5. Confusion About Evangelism and Outreach
A final theme that seems to emerge both in this conversation and in many others I’ve had in recent years is a lingering confusion between “evangelism” and “outreach.” Since “evangelism” has a bad reputation among this generation, many have switched over to talking exclusively about “outreach” as if they’re the same thing – but they aren’t.
Evangelism is telling someone else the good news of Jesus Christ and inviting them to confess their sin, to confess Christ as Lord, and to repent of their sin in order to follow Jesus. Outreach is caring for others in a way that reflects and demonstrates the love of God towards people. Outreach is good and absolutely essential for the church to do, but it cannot convert anyone and make them a Christian… only the gospel can do that, and the gospel requires words.
My fear today is that so many have had bad experiences with evangelism tracts and programs that make evangelism like a math formula (“ask these two questions,” “share these four spiritual laws,” etc.) that they have rejected evangelism completely in favor of “loving people.” In our efforts to show an unbelieving world the love of God, let us live unashamedly for him, and that will absolutely involve our words.
Ask a nonChristian what they think it means to be a Christian, and 99% of the time you will get a list of “do’s and don’ts.” Christianity is a message to announce (“God saves sinners”); not merely a lifestyle to model.
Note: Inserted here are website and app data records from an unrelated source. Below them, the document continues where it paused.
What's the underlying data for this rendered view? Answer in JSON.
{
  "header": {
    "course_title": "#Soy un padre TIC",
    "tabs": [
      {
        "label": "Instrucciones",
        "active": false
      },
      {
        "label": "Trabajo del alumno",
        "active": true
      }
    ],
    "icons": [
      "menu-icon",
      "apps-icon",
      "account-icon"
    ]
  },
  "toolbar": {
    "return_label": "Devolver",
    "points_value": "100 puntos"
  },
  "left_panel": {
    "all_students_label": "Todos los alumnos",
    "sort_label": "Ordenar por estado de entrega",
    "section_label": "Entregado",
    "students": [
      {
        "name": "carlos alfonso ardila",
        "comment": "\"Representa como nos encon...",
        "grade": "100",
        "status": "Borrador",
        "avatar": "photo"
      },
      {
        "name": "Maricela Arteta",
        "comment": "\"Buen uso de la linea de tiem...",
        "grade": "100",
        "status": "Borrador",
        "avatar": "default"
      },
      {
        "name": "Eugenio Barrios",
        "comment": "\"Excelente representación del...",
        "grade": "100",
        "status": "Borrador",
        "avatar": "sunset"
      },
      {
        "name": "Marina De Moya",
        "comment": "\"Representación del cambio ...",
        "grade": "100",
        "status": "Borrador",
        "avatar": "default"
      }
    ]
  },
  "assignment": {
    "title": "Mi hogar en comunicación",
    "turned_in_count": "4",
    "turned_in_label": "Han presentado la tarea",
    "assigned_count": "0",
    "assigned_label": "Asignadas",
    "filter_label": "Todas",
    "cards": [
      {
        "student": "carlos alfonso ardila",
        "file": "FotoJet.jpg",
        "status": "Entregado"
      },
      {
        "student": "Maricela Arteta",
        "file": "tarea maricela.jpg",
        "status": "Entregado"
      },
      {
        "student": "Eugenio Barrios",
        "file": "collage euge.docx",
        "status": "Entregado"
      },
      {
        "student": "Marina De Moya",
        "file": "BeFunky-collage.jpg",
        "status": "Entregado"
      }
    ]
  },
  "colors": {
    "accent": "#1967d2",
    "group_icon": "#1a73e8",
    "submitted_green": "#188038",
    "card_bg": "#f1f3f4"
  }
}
So by all means engage in outreach to show the world hope and life; but make sure you evangelize and proclaim the gospel, because it is the only message of salvation for all people.
“For I am not ashamed of the gospel, because it is the power of God for salvation to everyone who believes, first to the Jew, and also to the Greek.”
Romans 1:16 (CSB)